## What to work on
Print, exactly and completely, every entry in the data.

□ □ □

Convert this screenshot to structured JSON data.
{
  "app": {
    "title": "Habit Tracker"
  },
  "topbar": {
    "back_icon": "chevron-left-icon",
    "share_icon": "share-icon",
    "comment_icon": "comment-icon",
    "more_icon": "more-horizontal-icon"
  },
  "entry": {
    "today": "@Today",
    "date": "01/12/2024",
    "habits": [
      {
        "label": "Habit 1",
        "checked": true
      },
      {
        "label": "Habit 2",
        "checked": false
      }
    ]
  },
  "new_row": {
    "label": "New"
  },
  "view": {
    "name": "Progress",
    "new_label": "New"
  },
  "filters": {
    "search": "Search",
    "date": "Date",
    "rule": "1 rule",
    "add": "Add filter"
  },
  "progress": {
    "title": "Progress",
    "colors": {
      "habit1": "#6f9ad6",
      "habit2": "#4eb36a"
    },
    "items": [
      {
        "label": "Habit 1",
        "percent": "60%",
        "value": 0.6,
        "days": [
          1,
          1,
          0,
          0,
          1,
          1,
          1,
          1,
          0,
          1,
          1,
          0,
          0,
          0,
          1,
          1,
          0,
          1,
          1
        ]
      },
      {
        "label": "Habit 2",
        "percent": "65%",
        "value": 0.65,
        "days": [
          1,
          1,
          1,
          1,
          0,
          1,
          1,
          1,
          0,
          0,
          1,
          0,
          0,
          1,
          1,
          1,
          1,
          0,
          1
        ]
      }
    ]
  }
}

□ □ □

## Solution to the exercise
Convert this screenshot to structured JSON data.
{
  "app": {
    "title": "Habit Tracker"
  },
  "topbar": {
    "back_icon": "chevron-left-icon",
    "share_icon": "share-icon",
    "comment_icon": "comment-icon",
    "more_icon": "more-horizontal-icon"
  },
  "entry": {
    "today": "@Today",
    "date": "01/12/2024",
    "habits": [
      {
        "label": "Habit 1",
        "checked": true
      },
      {
        "label": "Habit 2",
        "checked": false
      }
    ]
  },
  "new_row": {
    "label": "New"
  },
  "view": {
    "name": "Progress",
    "new_label": "New"
  },
  "filters": {
    "search": "Search",
    "date": "Date",
    "rule": "1 rule",
    "add": "Add filter"
  },
  "progress": {
    "title": "Progress",
    "colors": {
      "habit1": "#6f9ad6",
      "habit2": "#4eb36a"
    },
    "items": [
      {
        "label": "Habit 1",
        "percent": "60%",
        "value": 0.6,
        "days": [
          1,
          1,
          0,
          0,
          1,
          1,
          1,
          1,
          0,
          1,
          1,
          0,
          0,
          0,
          1,
          1,
          0,
          1,
          1
        ]
      },
      {
        "label": "Habit 2",
        "percent": "65%",
        "value": 0.65,
        "days": [
          1,
          1,
          1,
          1,
          0,
          1,
          1,
          1,
          0,
          0,
          1,
          0,
          0,
          1,
          1,
          1,
          1,
          0,
          1
        ]
      }
    ]
  }
}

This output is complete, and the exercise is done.